# stop on errors
set -e
scriptname=$(basename $0)
# lock it
exec 200>$pidfile
flock -n 200 || exit 1
echo $pid 1>&200
## Your code:

This needs some explanation:

  • Line 8 opens a file handle with ID 200 on $pidfile
  • Line 9 uses flock to lock file handle with ID 200 with exclusive access. The parameter -n means  “Fail (with an exit code of 1) rather than wait if the lock cannot be immediately acquired”. This is catched by the two pipes (or operation) and will exit if the lock fails, f.e. if the handle is already locked
  • Line 10 writes the PID to the file handle

Everything after Your code is only run if the file has the exclusive lock on the file handle 200. This ensures that it only runs once at a time.

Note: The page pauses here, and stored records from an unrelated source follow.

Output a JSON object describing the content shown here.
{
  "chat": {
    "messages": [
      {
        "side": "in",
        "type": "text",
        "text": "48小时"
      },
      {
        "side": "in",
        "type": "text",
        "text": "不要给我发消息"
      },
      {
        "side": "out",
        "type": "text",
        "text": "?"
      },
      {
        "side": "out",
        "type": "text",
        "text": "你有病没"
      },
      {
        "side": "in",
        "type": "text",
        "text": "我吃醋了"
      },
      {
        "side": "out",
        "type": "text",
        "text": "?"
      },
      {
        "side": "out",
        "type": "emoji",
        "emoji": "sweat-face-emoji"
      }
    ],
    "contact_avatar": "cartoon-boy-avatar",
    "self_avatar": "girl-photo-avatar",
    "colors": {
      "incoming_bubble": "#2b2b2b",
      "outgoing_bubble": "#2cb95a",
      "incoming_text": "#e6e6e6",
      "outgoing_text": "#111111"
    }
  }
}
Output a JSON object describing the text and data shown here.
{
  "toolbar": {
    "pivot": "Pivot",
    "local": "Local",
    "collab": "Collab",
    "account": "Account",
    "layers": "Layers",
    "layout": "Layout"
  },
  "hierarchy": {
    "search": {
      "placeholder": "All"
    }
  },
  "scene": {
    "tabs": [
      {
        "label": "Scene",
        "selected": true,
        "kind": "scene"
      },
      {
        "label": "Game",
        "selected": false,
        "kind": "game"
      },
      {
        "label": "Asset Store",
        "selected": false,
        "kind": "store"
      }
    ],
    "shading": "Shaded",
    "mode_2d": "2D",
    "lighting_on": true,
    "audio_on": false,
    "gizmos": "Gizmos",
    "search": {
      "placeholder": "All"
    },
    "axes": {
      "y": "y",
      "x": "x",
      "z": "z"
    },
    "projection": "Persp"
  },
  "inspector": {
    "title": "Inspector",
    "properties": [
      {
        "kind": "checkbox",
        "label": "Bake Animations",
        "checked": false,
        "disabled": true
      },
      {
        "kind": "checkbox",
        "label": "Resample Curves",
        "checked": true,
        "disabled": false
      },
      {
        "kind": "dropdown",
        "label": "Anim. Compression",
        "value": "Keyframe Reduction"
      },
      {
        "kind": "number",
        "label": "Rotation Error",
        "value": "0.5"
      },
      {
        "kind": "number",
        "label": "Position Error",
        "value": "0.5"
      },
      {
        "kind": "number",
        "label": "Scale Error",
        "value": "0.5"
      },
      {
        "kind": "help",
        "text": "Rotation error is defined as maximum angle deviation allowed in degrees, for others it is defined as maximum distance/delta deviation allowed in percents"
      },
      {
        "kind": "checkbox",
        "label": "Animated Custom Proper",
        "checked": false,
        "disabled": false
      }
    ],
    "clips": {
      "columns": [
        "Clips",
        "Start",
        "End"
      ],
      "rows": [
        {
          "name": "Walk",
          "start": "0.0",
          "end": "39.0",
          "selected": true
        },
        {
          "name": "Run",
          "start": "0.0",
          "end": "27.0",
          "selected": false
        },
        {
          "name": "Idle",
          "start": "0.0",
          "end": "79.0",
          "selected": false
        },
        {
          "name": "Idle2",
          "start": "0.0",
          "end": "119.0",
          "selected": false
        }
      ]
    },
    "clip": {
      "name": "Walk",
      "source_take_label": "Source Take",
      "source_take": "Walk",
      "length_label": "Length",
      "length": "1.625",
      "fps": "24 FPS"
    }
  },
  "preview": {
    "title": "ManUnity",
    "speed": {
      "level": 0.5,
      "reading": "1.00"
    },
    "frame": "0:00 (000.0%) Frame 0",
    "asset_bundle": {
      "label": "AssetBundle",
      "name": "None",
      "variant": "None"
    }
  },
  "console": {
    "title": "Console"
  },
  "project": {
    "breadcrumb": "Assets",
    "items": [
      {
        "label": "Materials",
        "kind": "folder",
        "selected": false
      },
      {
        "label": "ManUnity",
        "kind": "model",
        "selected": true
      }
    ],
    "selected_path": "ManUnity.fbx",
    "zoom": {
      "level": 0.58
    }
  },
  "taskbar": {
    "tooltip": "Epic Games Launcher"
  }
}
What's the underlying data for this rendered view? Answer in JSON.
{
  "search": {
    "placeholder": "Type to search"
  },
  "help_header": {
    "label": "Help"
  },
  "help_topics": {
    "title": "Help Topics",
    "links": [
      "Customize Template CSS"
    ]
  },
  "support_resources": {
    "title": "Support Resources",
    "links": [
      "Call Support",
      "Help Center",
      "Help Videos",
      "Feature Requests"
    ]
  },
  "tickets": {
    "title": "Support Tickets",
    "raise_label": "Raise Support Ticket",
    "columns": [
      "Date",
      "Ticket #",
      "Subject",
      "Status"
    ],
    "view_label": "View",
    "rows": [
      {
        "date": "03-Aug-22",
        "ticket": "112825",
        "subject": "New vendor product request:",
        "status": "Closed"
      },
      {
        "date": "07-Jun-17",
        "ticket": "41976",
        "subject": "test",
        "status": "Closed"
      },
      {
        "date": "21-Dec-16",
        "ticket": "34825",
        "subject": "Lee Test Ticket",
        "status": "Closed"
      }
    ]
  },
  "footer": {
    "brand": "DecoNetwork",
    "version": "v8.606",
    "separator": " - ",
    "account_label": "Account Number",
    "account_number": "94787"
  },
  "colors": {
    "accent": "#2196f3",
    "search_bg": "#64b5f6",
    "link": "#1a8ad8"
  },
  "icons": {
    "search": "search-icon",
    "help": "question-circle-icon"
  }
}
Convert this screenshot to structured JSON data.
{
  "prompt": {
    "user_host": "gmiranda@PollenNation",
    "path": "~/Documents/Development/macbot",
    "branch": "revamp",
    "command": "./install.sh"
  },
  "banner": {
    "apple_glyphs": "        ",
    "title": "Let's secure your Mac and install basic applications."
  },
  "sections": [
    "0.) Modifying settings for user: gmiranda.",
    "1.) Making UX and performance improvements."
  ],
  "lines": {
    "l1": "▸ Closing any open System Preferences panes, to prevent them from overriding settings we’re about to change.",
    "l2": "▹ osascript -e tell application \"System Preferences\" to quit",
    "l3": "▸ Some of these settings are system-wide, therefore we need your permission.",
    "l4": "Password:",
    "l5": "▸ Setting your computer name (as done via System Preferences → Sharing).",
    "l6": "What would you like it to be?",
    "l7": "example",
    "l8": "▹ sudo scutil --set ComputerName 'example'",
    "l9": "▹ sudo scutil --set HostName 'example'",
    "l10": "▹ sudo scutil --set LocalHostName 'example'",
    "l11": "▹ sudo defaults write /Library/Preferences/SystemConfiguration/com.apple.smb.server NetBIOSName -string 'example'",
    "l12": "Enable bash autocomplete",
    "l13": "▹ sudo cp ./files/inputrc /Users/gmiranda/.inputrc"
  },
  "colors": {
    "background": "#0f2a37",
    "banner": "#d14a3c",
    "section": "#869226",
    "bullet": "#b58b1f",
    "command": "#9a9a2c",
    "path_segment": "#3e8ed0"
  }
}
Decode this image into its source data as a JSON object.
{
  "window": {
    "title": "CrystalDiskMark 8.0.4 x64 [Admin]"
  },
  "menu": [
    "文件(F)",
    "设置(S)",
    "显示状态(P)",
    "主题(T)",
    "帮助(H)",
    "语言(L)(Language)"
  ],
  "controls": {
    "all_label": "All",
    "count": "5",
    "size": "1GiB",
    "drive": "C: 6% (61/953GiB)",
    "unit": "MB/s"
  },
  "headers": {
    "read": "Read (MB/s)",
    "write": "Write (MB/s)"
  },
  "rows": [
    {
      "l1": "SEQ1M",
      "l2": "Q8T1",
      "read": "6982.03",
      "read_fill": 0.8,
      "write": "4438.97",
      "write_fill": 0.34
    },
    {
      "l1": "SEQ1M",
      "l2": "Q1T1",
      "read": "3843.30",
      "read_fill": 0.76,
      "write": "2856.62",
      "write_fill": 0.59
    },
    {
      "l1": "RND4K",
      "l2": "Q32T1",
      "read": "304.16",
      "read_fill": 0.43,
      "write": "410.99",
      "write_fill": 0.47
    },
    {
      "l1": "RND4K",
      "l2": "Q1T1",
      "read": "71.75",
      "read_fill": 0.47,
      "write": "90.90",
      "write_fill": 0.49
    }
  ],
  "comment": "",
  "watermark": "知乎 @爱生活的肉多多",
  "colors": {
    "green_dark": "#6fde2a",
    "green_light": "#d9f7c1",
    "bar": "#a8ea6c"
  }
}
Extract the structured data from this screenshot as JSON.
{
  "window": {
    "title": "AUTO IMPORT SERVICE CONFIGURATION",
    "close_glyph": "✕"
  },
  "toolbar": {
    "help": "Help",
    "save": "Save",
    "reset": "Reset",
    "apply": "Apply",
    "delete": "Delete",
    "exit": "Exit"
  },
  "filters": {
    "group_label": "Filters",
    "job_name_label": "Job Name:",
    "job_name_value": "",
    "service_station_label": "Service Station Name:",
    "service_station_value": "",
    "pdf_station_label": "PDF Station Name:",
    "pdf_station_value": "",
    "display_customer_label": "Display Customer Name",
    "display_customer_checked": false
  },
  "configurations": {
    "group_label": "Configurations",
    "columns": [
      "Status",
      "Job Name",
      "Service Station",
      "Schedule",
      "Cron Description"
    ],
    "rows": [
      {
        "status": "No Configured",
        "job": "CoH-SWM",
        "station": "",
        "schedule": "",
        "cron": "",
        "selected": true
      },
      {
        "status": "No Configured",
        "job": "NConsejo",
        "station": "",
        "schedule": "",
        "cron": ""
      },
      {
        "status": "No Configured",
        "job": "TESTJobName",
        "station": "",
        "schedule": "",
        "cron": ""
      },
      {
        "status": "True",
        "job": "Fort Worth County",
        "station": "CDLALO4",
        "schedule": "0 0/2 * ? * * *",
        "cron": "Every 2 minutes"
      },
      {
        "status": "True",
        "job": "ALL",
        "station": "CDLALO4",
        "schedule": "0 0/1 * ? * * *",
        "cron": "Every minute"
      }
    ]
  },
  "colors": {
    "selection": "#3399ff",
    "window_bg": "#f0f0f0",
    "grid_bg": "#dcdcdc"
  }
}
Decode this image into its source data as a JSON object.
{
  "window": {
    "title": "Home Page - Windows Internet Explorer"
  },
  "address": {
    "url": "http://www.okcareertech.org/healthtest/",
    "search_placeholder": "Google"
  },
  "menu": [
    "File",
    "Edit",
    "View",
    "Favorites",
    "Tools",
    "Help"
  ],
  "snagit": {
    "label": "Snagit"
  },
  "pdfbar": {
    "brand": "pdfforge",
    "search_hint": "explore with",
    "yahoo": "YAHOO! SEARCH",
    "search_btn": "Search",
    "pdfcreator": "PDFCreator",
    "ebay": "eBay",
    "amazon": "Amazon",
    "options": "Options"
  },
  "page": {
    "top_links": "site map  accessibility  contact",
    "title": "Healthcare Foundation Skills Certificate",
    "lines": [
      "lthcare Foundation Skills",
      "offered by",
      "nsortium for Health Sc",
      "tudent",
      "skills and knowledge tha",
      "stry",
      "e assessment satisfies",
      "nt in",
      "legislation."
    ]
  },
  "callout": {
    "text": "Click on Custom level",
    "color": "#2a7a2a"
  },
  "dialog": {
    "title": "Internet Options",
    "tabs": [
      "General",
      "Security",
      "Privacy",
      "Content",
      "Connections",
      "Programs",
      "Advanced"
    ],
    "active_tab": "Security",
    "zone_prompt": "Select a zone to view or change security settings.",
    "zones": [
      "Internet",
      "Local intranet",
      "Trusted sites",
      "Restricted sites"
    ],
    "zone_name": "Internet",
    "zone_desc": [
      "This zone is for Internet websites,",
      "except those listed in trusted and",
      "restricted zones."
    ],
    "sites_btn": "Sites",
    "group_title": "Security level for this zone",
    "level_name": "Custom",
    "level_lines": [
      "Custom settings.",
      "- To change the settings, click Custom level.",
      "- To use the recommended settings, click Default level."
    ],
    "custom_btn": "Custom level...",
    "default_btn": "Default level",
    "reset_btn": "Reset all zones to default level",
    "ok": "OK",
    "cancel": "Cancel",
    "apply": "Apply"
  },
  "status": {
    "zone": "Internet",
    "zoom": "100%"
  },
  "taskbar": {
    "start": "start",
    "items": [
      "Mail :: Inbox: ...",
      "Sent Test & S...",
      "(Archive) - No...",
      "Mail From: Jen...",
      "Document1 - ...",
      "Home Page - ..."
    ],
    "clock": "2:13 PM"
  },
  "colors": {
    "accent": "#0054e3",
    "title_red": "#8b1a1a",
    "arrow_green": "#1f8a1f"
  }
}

An great article on this topic can be found here: using flock to protect critical sections in shell scripts

My conclusion is: I use flock, it’s much easier and more robust than the mkdir approach. If you need to write cross platform bash scripts (Linux, BSD, …) better don’t rely on flock, it’s only available on Linux in this form.